The Lady is Britain's oldest weekly women's magazine, established in 1885 by Thomas Gibson Bowles. In 2008 his great-grandson Ben Budworth inherited the struggling title and appointed Blezard. Then, more famously, he appointed Rachel Johnson, sister of London Mayor Boris and Tory Downing St strategist Jo. Rachel Johnson later said she was recruited to "sex up Britain's most genteel magazine".
The "sex up" was captured by a Channel 4 fly-on-the-wall documentary, The Lady and the Revamp. It also led to Blezard's dismissal. He says the series, which aired in March 2010, resulted in him being "made to look a fool" by Johnson. She lateradmitted that although Budworth "whacked" (sacked) Blezard she had campaigned for this.
Johnson told her own story in A Diary of The Lady: My First Year as Editor, which was published by Penguin in 2011. Now, Blezard's version is to see publication.

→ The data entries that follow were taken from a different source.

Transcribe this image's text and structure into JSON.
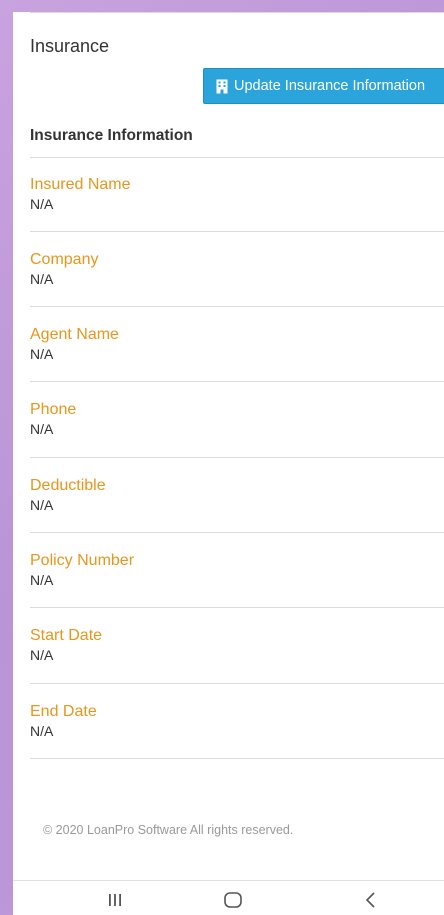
{
  "page": {
    "title": "Insurance"
  },
  "actions": {
    "update_label": "Update Insurance Information"
  },
  "section": {
    "title": "Insurance Information"
  },
  "fields": [
    {
      "label": "Insured Name",
      "value": "N/A"
    },
    {
      "label": "Company",
      "value": "N/A"
    },
    {
      "label": "Agent Name",
      "value": "N/A"
    },
    {
      "label": "Phone",
      "value": "N/A"
    },
    {
      "label": "Deductible",
      "value": "N/A"
    },
    {
      "label": "Policy Number",
      "value": "N/A"
    },
    {
      "label": "Start Date",
      "value": "N/A"
    },
    {
      "label": "End Date",
      "value": "N/A"
    }
  ],
  "footer": {
    "text": "© 2020 LoanPro Software All rights reserved."
  },
  "navbar": {
    "icons": [
      "recent-apps-icon",
      "home-icon",
      "back-icon"
    ]
  },
  "colors": {
    "accent": "#e8961c",
    "button": "#2aa4db",
    "background": "#c9a3de"
  }
}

Saving Grace will be a comic novel, in which Grace is the title of a venerable women's magazine that takes on a new editor. It is inspired by P G Wodehouse's fictional Milady magazine, and published by Unbound, the crowd-funded publishing enterprise behind books by Terry Jones and Robert Llewellyn.
Unbound's editor-at-large, Rachael Kerr, describes Saving Grace as "an old-school, sharp-witted comic novel. Brilliantly, affectionately funny – like Ugly Betty rewritten by P G Wodehouse", and hopes to get it live on the site within two weeks so that readers can start to back it. "It won't need to raise thousands because it's already written," explains Blezard. "I've written a first draft. It's quite gentle, but in the second draft I'm thinking that maybe I should stick the knife in, because I do need a villain. Will it be Grace's owner? The new editor? It's not going to be thinly veiled …"

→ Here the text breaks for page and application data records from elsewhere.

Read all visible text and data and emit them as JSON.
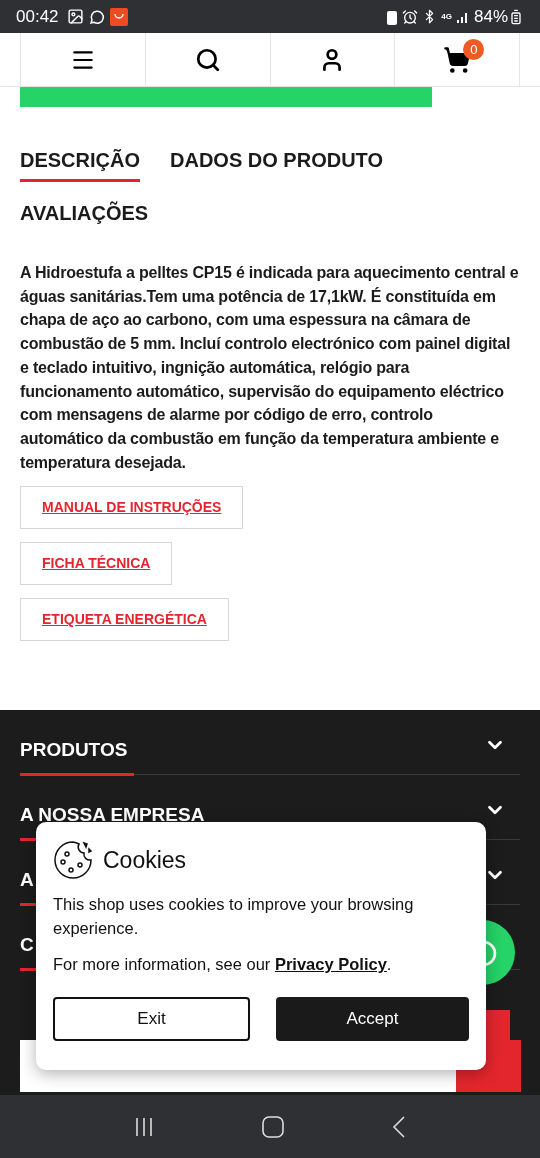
{
  "status_bar": {
    "time": "00:42",
    "network": "4G",
    "battery": "84%"
  },
  "nav": {
    "cart_count": "0"
  },
  "tabs": [
    {
      "label": "DESCRIÇÃO",
      "selected": true
    },
    {
      "label": "DADOS DO PRODUTO",
      "selected": false
    },
    {
      "label": "AVALIAÇÕES",
      "selected": false
    }
  ],
  "description": "A Hidroestufa a pelltes  CP15 é indicada para aquecimento central e águas sanitárias.Tem uma potência de 17,1kW. É constituída em chapa de aço ao carbono, com uma espessura na câmara de combustão de 5 mm. Incluí controlo electrónico com painel digital e teclado intuitivo, ingnição automática, relógio para funcionamento automático, supervisão do equipamento eléctrico com mensagens de alarme por código de erro, controlo automático da combustão em função da temperatura ambiente e temperatura desejada.",
  "documents": [
    "MANUAL DE INSTRUÇÕES",
    "FICHA TÉCNICA",
    "ETIQUETA ENERGÉTICA"
  ],
  "footer_sections": [
    {
      "title": "PRODUTOS",
      "chevron": true
    },
    {
      "title": "A NOSSA EMPRESA",
      "chevron": true
    },
    {
      "title": "A",
      "chevron": true
    },
    {
      "title": "C"
    }
  ],
  "cookie_dialog": {
    "title": "Cookies",
    "text": "This shop uses cookies to improve your browsing experience.",
    "more_info": "For more information, see our ",
    "link": "Privacy Policy",
    "after_link": ".",
    "buttons": [
      {
        "label": "Exit",
        "kind": "secondary"
      },
      {
        "label": "Accept",
        "kind": "primary"
      }
    ]
  }
}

Typically, Johnson is unfazed. "If he has written Saving Grace – good title –about me being a ball-breaking editrice of a Covent Garden-based small-circulation weekly aimed at gentlefolk, I take my hat off to him and, obviously, can't wait to read it." No doubt she'll be the first to chip in a few bob at unbound.co.uk.